Vox in Excelso - Concrete Web

Cover Vox In Excelso500.jpgConcrete Web (BE)

For quite some time Malmort, hailing from the Rhône-Alpes region in the East of France, are terrorizing the scene, but Vox In Excelso actually is the band’s first full length release despite about a decade of existence. Hass Weg Productions did send me over this 2012-release, as well as 2014’s Excerpta Funebris, so I will review both of them, of course. But let’s first start with this one, Vox In Excelso, which was initially released on January 1st 2012 (the programming on this part of this webzine stinks, so the date above isn’t the right one; the true date indeed is: 01/01/2012).

Anyway, after some demonstrational / promotional material, and a split with Greece’s master-duo SAD, Malmort did record their debut full length album in September 2011 at the La Grôlle Studio, with mixing and mastering duties done by Lergès Cédric at the La Forge Studio. The result is an eight-track album, which lasts for almost fifty minutes. The concept, build around Latin titles, is based on the tragic hunt for the Templar Knights as commanded by pope Clement the 5th, but since this isn’t a historical webzine, I’d like to ask you to go deeper into the subject via the net-thing, you know…

A great introduction, the first excerpt for opening track xiii October Mcccvii, shows a first glimpse of the mystic and mysterious identity on Vox In Excelso. Harmonious multi-layered chants, almost divine and empowered by the sound of wind at the background, open the gates to this experience, and after a short addition of church bells, an haunting guitar lead and then a hypnotic tremolo riff are introducing the raison d’être of this trio. Indeed, after two minutes and a half, traditional and rhythmic / melodic Black Metal takes over the integrity of the first moments. This is a pure expression of the glorious early nineties’ era, yet still maintaining a certain mysticism in execution and atmosphere. Okay, the essence is based on the scenes from Sweden and Norway especially, from two and a half decades ago. Especially the riffing, the melodies, the structures and even the vocal timbre betray this French band’s appreciation for the glory of the North. To give you an example: De Laude Novae Militiae or Roi De Marbre, which breathe nothing but tradition, but played with such grandeur. No, do not search for any form of modernism or originality, for you will find none. Yet imagine the huge qualitative song writing and the sublime subtlety of paying tribute to the initial Second Wave trend, but far away from doing this out from a cheap copycat attitude. Malmort sort of try to create an own identity, despite taking its inspiration within the aforementioned scene. With pieces like Templi Secretum, for example, Reicheran (vocals), Dalgrin (strings) and Oldar (drums) sort of reinterpret the majestic inspirational elegance of acts like Darkthrone or Satyricon (up to their Mother North-era, not the (disappointing) things that happened as from then on) with a touch of own-faced craftsmanship. I do appreciate the fine equilibrium in between the melodic structures and the often rhythmically-pronounced excerpts. In both cases this trio maintains a certain persuasion, avoiding dullness at the one hand, and predictability at the other. Moreover, Malmort perform with a certain catchiness, which facilitates the digestion of this stuff, but I warn you: don’t expect easy to swallow, pre-chewed convenience either, for there lies a hidden complexity behind the, at first sight, accessible constructions.
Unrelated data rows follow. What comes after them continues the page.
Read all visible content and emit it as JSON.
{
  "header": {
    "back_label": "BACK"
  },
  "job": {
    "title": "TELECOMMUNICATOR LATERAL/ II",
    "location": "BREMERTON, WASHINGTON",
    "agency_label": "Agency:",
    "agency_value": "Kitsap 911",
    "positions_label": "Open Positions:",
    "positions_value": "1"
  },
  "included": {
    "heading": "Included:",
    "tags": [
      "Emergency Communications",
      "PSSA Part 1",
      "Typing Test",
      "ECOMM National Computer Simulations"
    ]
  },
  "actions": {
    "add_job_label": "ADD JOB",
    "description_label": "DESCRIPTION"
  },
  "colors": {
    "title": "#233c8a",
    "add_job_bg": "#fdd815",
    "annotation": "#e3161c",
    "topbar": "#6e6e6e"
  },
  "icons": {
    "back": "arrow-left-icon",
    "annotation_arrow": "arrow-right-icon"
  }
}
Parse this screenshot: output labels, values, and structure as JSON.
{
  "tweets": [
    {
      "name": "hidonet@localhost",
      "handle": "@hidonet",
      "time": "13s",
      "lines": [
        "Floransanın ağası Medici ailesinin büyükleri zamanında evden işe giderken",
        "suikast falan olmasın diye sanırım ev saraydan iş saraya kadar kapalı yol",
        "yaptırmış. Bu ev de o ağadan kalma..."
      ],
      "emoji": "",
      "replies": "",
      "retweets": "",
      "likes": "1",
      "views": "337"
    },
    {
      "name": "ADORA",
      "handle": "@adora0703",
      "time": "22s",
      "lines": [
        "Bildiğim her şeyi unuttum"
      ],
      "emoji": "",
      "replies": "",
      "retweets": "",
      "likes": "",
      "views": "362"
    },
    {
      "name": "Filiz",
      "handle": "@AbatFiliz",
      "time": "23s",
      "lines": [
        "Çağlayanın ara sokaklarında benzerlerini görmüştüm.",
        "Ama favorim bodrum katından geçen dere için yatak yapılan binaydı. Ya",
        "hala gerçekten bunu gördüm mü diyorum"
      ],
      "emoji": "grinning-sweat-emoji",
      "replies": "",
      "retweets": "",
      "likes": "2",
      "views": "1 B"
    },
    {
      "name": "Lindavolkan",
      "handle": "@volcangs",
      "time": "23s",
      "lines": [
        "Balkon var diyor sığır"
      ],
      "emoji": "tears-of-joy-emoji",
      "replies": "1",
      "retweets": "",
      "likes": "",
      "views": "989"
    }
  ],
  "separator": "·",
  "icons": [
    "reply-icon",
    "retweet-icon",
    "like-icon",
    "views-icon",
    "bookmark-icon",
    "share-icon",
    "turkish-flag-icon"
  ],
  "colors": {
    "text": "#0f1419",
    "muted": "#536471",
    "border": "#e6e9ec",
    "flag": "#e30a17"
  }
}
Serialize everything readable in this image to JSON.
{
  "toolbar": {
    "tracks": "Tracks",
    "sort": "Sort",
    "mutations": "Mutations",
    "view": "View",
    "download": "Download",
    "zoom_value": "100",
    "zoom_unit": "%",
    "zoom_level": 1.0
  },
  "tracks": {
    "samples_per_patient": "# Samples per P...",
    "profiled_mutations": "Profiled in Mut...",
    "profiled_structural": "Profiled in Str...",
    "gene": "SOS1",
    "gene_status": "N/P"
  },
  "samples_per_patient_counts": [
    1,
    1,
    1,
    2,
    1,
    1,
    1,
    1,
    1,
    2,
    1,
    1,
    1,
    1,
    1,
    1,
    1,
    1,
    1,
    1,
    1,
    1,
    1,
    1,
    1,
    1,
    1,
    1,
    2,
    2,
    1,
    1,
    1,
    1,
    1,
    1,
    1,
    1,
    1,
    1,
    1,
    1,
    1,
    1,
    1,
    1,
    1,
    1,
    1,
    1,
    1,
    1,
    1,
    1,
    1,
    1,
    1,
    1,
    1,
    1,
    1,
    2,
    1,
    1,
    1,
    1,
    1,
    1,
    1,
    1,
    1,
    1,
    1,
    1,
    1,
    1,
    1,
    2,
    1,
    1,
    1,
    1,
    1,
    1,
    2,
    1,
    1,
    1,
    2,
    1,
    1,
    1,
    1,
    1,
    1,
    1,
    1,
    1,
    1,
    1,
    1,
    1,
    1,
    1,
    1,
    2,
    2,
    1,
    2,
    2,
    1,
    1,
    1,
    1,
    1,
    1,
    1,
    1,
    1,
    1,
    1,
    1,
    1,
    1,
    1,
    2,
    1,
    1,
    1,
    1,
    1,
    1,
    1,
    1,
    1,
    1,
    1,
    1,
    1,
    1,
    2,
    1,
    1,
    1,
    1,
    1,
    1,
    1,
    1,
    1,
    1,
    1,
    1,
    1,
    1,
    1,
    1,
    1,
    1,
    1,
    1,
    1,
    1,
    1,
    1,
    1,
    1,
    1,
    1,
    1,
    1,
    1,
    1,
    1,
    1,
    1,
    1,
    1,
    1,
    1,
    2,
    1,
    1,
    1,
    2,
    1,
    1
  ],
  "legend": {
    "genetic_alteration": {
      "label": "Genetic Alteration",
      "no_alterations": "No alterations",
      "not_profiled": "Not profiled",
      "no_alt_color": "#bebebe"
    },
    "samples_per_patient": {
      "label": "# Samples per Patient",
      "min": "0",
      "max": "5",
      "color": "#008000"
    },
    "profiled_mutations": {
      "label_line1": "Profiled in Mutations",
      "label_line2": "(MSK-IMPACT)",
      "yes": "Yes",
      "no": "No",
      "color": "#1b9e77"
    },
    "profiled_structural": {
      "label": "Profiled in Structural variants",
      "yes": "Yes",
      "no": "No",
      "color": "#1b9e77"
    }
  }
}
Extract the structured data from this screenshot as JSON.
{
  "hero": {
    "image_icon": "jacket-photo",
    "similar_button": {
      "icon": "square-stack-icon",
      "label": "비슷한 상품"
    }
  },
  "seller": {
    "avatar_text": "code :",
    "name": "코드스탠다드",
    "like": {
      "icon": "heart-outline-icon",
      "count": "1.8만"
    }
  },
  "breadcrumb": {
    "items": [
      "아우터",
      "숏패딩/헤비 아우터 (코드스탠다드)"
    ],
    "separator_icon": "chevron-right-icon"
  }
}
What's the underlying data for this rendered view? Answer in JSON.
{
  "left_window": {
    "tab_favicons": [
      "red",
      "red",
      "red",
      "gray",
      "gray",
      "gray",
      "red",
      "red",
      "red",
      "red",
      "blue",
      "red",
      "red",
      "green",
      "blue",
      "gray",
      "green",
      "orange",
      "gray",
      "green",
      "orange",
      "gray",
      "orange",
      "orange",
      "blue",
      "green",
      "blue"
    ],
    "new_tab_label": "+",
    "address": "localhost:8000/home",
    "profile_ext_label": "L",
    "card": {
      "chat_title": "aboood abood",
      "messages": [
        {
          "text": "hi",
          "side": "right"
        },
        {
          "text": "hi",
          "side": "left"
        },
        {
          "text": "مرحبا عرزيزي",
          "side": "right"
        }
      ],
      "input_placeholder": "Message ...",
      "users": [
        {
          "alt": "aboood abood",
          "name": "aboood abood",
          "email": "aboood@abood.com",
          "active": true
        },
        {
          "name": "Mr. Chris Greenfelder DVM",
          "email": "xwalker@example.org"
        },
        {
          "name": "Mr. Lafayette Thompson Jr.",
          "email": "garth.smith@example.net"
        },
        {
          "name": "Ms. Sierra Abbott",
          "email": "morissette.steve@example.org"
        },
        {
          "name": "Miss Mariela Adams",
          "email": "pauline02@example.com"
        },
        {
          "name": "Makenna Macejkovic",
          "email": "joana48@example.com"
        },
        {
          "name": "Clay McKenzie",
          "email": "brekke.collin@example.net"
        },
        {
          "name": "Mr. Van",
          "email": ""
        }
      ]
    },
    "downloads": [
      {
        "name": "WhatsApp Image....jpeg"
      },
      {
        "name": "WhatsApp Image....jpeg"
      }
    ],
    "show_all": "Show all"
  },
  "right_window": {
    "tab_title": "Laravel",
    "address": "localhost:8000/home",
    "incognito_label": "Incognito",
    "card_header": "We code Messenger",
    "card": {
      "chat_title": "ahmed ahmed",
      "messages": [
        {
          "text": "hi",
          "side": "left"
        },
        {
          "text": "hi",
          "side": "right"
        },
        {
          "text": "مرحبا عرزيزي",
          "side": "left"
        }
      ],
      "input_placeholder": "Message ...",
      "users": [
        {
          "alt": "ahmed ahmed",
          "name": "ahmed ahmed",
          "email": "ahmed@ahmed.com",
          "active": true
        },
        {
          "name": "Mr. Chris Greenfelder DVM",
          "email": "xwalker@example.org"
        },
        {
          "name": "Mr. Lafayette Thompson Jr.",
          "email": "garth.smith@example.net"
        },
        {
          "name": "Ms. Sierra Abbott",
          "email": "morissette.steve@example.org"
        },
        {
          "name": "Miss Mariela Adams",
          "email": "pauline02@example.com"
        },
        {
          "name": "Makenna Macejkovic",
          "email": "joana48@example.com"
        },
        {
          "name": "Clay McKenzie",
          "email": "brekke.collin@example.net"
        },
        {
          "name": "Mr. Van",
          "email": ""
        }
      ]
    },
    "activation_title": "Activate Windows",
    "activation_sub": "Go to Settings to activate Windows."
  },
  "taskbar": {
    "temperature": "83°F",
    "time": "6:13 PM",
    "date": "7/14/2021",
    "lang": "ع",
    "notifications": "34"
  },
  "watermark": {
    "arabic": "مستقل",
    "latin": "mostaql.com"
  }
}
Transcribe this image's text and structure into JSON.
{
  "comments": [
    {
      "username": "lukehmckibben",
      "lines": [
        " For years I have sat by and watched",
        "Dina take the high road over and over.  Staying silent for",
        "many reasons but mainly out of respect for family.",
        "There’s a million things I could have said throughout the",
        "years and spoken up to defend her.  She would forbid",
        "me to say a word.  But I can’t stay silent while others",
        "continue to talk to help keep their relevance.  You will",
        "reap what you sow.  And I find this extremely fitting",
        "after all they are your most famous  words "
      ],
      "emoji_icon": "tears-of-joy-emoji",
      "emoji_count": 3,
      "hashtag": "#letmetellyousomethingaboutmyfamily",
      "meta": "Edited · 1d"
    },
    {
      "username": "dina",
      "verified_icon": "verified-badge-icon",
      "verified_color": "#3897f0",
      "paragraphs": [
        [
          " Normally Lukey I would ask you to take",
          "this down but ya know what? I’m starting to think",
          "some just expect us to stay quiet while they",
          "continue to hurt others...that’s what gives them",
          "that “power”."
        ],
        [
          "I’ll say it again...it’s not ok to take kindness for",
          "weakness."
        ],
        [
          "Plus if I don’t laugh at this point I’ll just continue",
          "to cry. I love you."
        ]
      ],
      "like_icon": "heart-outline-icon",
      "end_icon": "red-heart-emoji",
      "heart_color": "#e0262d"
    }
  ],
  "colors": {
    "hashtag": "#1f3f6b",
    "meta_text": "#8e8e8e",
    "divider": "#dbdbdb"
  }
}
Of course I cannot enclose this review without writing something about the sound quality. As you might expect (if not, you’re not on the right place), it is very decently done, with maintaining a certain roughness when talking about the production, but at the same time the mix is so perfectly level-headed; I mean that all details (lead and rhythm guitars, drums and percussions, vocals and bass lines) have a head role going on. Imagine the rawness of the legendary Grieghallen sound transformed into a 21st-century professionalism.

Oh yes, despite the titles being in Latin especially, and partly in French, the lyrics are in English.

Highly recommended to fans of Darkthrone (mind the comparable energy or the same-minded Black’n’Roll performance [cf. a piece like Regni At Funereus Successiones]), Tsjuder, Morkesagn, Taake and the likes…

Ivan Tibos.
80/100